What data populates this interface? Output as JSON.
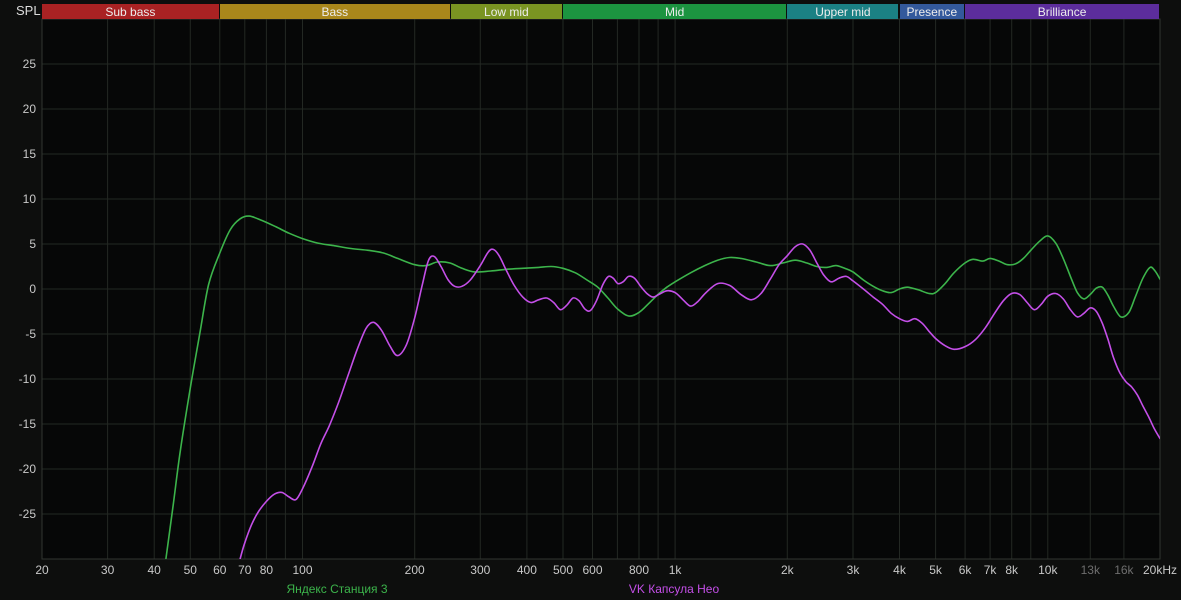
{
  "chart_data": {
    "type": "line",
    "title": "",
    "x_axis": {
      "scale": "log",
      "min": 20,
      "max": 20000,
      "unit": "Hz"
    },
    "y_axis": {
      "label": "SPL",
      "min": -30,
      "max": 30,
      "tick_step": 5
    },
    "y_ticks": [
      25,
      20,
      15,
      10,
      5,
      0,
      -5,
      -10,
      -15,
      -20,
      -25
    ],
    "x_ticks": [
      {
        "f": 20,
        "label": "20"
      },
      {
        "f": 30,
        "label": "30"
      },
      {
        "f": 40,
        "label": "40"
      },
      {
        "f": 50,
        "label": "50"
      },
      {
        "f": 60,
        "label": "60"
      },
      {
        "f": 70,
        "label": "70"
      },
      {
        "f": 80,
        "label": "80"
      },
      {
        "f": 100,
        "label": "100"
      },
      {
        "f": 200,
        "label": "200"
      },
      {
        "f": 300,
        "label": "300"
      },
      {
        "f": 400,
        "label": "400"
      },
      {
        "f": 500,
        "label": "500"
      },
      {
        "f": 600,
        "label": "600"
      },
      {
        "f": 800,
        "label": "800"
      },
      {
        "f": 1000,
        "label": "1k"
      },
      {
        "f": 2000,
        "label": "2k"
      },
      {
        "f": 3000,
        "label": "3k"
      },
      {
        "f": 4000,
        "label": "4k"
      },
      {
        "f": 5000,
        "label": "5k"
      },
      {
        "f": 6000,
        "label": "6k"
      },
      {
        "f": 7000,
        "label": "7k"
      },
      {
        "f": 8000,
        "label": "8k"
      },
      {
        "f": 10000,
        "label": "10k"
      },
      {
        "f": 13000,
        "label": "13k",
        "muted": true
      },
      {
        "f": 16000,
        "label": "16k",
        "muted": true
      },
      {
        "f": 20000,
        "label": "20kHz"
      }
    ],
    "grid_frequencies": [
      20,
      30,
      40,
      50,
      60,
      70,
      80,
      90,
      100,
      200,
      300,
      400,
      500,
      600,
      700,
      800,
      900,
      1000,
      2000,
      3000,
      4000,
      5000,
      6000,
      7000,
      8000,
      9000,
      10000,
      13000,
      16000,
      20000
    ],
    "bands": [
      {
        "label": "Sub bass",
        "from": 20,
        "to": 60,
        "color": "#a92223"
      },
      {
        "label": "Bass",
        "from": 60,
        "to": 250,
        "color": "#a9871b"
      },
      {
        "label": "Low mid",
        "from": 250,
        "to": 500,
        "color": "#7a9422"
      },
      {
        "label": "Mid",
        "from": 500,
        "to": 2000,
        "color": "#1c9440"
      },
      {
        "label": "Upper mid",
        "from": 2000,
        "to": 4000,
        "color": "#1b8184"
      },
      {
        "label": "Presence",
        "from": 4000,
        "to": 6000,
        "color": "#33599c"
      },
      {
        "label": "Brilliance",
        "from": 6000,
        "to": 20000,
        "color": "#5c2d9c"
      }
    ],
    "series": [
      {
        "name": "Яндекс Станция 3",
        "color": "#3cb44b",
        "points": [
          [
            43,
            -30
          ],
          [
            45,
            -24
          ],
          [
            47,
            -18
          ],
          [
            50,
            -11
          ],
          [
            53,
            -5
          ],
          [
            56,
            0.5
          ],
          [
            60,
            4
          ],
          [
            64,
            6.6
          ],
          [
            68,
            7.8
          ],
          [
            72,
            8.1
          ],
          [
            78,
            7.6
          ],
          [
            85,
            6.9
          ],
          [
            92,
            6.2
          ],
          [
            100,
            5.6
          ],
          [
            110,
            5.1
          ],
          [
            122,
            4.8
          ],
          [
            135,
            4.5
          ],
          [
            150,
            4.3
          ],
          [
            165,
            4.0
          ],
          [
            180,
            3.4
          ],
          [
            200,
            2.7
          ],
          [
            215,
            2.6
          ],
          [
            230,
            3.0
          ],
          [
            248,
            2.9
          ],
          [
            268,
            2.3
          ],
          [
            290,
            1.9
          ],
          [
            320,
            2.0
          ],
          [
            355,
            2.2
          ],
          [
            390,
            2.3
          ],
          [
            430,
            2.4
          ],
          [
            465,
            2.5
          ],
          [
            500,
            2.3
          ],
          [
            540,
            1.8
          ],
          [
            580,
            1.0
          ],
          [
            620,
            0.2
          ],
          [
            660,
            -1.0
          ],
          [
            700,
            -2.2
          ],
          [
            750,
            -3.0
          ],
          [
            800,
            -2.6
          ],
          [
            850,
            -1.6
          ],
          [
            900,
            -0.6
          ],
          [
            950,
            0.2
          ],
          [
            1000,
            0.8
          ],
          [
            1100,
            1.8
          ],
          [
            1200,
            2.6
          ],
          [
            1300,
            3.2
          ],
          [
            1400,
            3.5
          ],
          [
            1500,
            3.4
          ],
          [
            1650,
            3.0
          ],
          [
            1800,
            2.6
          ],
          [
            1950,
            2.9
          ],
          [
            2100,
            3.2
          ],
          [
            2250,
            2.9
          ],
          [
            2400,
            2.5
          ],
          [
            2550,
            2.4
          ],
          [
            2700,
            2.6
          ],
          [
            2850,
            2.3
          ],
          [
            3000,
            1.9
          ],
          [
            3200,
            1.0
          ],
          [
            3400,
            0.3
          ],
          [
            3600,
            -0.2
          ],
          [
            3800,
            -0.4
          ],
          [
            4000,
            0.0
          ],
          [
            4200,
            0.2
          ],
          [
            4500,
            -0.1
          ],
          [
            4800,
            -0.5
          ],
          [
            5000,
            -0.4
          ],
          [
            5300,
            0.6
          ],
          [
            5600,
            1.8
          ],
          [
            6000,
            2.9
          ],
          [
            6300,
            3.3
          ],
          [
            6700,
            3.1
          ],
          [
            7000,
            3.4
          ],
          [
            7400,
            3.1
          ],
          [
            7800,
            2.7
          ],
          [
            8200,
            2.8
          ],
          [
            8600,
            3.4
          ],
          [
            9000,
            4.3
          ],
          [
            9500,
            5.3
          ],
          [
            10000,
            5.9
          ],
          [
            10500,
            5.1
          ],
          [
            11000,
            3.4
          ],
          [
            11500,
            1.4
          ],
          [
            12000,
            -0.4
          ],
          [
            12500,
            -1.1
          ],
          [
            13000,
            -0.6
          ],
          [
            13500,
            0.1
          ],
          [
            14000,
            0.2
          ],
          [
            14500,
            -0.7
          ],
          [
            15000,
            -1.9
          ],
          [
            15700,
            -3.1
          ],
          [
            16500,
            -2.6
          ],
          [
            17200,
            -0.8
          ],
          [
            18000,
            1.2
          ],
          [
            18800,
            2.4
          ],
          [
            19400,
            2.0
          ],
          [
            20000,
            1.1
          ]
        ]
      },
      {
        "name": "VK Капсула Нео",
        "color": "#c44fe8",
        "points": [
          [
            68,
            -30
          ],
          [
            70,
            -28.2
          ],
          [
            73,
            -26.2
          ],
          [
            76,
            -24.8
          ],
          [
            80,
            -23.6
          ],
          [
            84,
            -22.8
          ],
          [
            88,
            -22.6
          ],
          [
            92,
            -23.1
          ],
          [
            96,
            -23.4
          ],
          [
            100,
            -22.2
          ],
          [
            106,
            -19.8
          ],
          [
            112,
            -17.2
          ],
          [
            118,
            -15.2
          ],
          [
            125,
            -12.6
          ],
          [
            132,
            -9.8
          ],
          [
            140,
            -6.8
          ],
          [
            148,
            -4.4
          ],
          [
            155,
            -3.7
          ],
          [
            163,
            -4.6
          ],
          [
            172,
            -6.4
          ],
          [
            180,
            -7.4
          ],
          [
            190,
            -6.2
          ],
          [
            200,
            -3.2
          ],
          [
            210,
            0.6
          ],
          [
            218,
            3.2
          ],
          [
            226,
            3.6
          ],
          [
            236,
            2.4
          ],
          [
            246,
            1.0
          ],
          [
            256,
            0.3
          ],
          [
            268,
            0.3
          ],
          [
            282,
            1.0
          ],
          [
            300,
            2.6
          ],
          [
            315,
            4.1
          ],
          [
            325,
            4.4
          ],
          [
            337,
            3.7
          ],
          [
            352,
            2.1
          ],
          [
            370,
            0.4
          ],
          [
            390,
            -0.9
          ],
          [
            410,
            -1.5
          ],
          [
            430,
            -1.2
          ],
          [
            452,
            -1.0
          ],
          [
            472,
            -1.5
          ],
          [
            492,
            -2.3
          ],
          [
            512,
            -1.8
          ],
          [
            532,
            -1.0
          ],
          [
            552,
            -1.3
          ],
          [
            572,
            -2.2
          ],
          [
            592,
            -2.4
          ],
          [
            615,
            -1.3
          ],
          [
            640,
            0.5
          ],
          [
            662,
            1.4
          ],
          [
            682,
            1.2
          ],
          [
            702,
            0.6
          ],
          [
            725,
            0.8
          ],
          [
            750,
            1.4
          ],
          [
            778,
            1.2
          ],
          [
            808,
            0.3
          ],
          [
            840,
            -0.5
          ],
          [
            872,
            -0.9
          ],
          [
            905,
            -0.6
          ],
          [
            950,
            -0.2
          ],
          [
            1000,
            -0.4
          ],
          [
            1050,
            -1.2
          ],
          [
            1100,
            -1.9
          ],
          [
            1150,
            -1.4
          ],
          [
            1210,
            -0.4
          ],
          [
            1300,
            0.6
          ],
          [
            1400,
            0.4
          ],
          [
            1500,
            -0.6
          ],
          [
            1600,
            -1.2
          ],
          [
            1700,
            -0.5
          ],
          [
            1800,
            1.1
          ],
          [
            1900,
            2.7
          ],
          [
            2000,
            3.7
          ],
          [
            2100,
            4.7
          ],
          [
            2200,
            5.0
          ],
          [
            2300,
            4.3
          ],
          [
            2400,
            2.9
          ],
          [
            2500,
            1.6
          ],
          [
            2620,
            0.8
          ],
          [
            2750,
            1.2
          ],
          [
            2880,
            1.4
          ],
          [
            3000,
            0.9
          ],
          [
            3200,
            0.0
          ],
          [
            3400,
            -0.9
          ],
          [
            3600,
            -1.7
          ],
          [
            3800,
            -2.7
          ],
          [
            4000,
            -3.3
          ],
          [
            4200,
            -3.6
          ],
          [
            4400,
            -3.3
          ],
          [
            4600,
            -3.8
          ],
          [
            4800,
            -4.7
          ],
          [
            5000,
            -5.5
          ],
          [
            5300,
            -6.3
          ],
          [
            5600,
            -6.7
          ],
          [
            6000,
            -6.4
          ],
          [
            6400,
            -5.6
          ],
          [
            6800,
            -4.3
          ],
          [
            7200,
            -2.7
          ],
          [
            7600,
            -1.3
          ],
          [
            8000,
            -0.5
          ],
          [
            8400,
            -0.6
          ],
          [
            8800,
            -1.5
          ],
          [
            9200,
            -2.3
          ],
          [
            9600,
            -1.7
          ],
          [
            10000,
            -0.8
          ],
          [
            10500,
            -0.5
          ],
          [
            11000,
            -1.1
          ],
          [
            11500,
            -2.3
          ],
          [
            12000,
            -3.1
          ],
          [
            12500,
            -2.7
          ],
          [
            13000,
            -2.1
          ],
          [
            13500,
            -2.5
          ],
          [
            14000,
            -3.8
          ],
          [
            14500,
            -5.6
          ],
          [
            15000,
            -7.6
          ],
          [
            15600,
            -9.3
          ],
          [
            16200,
            -10.3
          ],
          [
            16800,
            -10.9
          ],
          [
            17400,
            -11.8
          ],
          [
            18000,
            -13.0
          ],
          [
            18700,
            -14.3
          ],
          [
            19300,
            -15.5
          ],
          [
            20000,
            -16.6
          ]
        ]
      }
    ],
    "legend": {
      "position": "bottom"
    },
    "colors": {
      "page_background": "#0d0e0d",
      "plot_background": "#060707",
      "grid": "#232823",
      "plot_border": "#313631",
      "tick_text": "#c9c9c9",
      "muted_tick_text": "#6e6e6e",
      "spl_text": "#dcdcdc"
    }
  }
}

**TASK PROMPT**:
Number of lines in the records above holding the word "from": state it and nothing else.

**OUTPUT FOR THIS TASK**:
7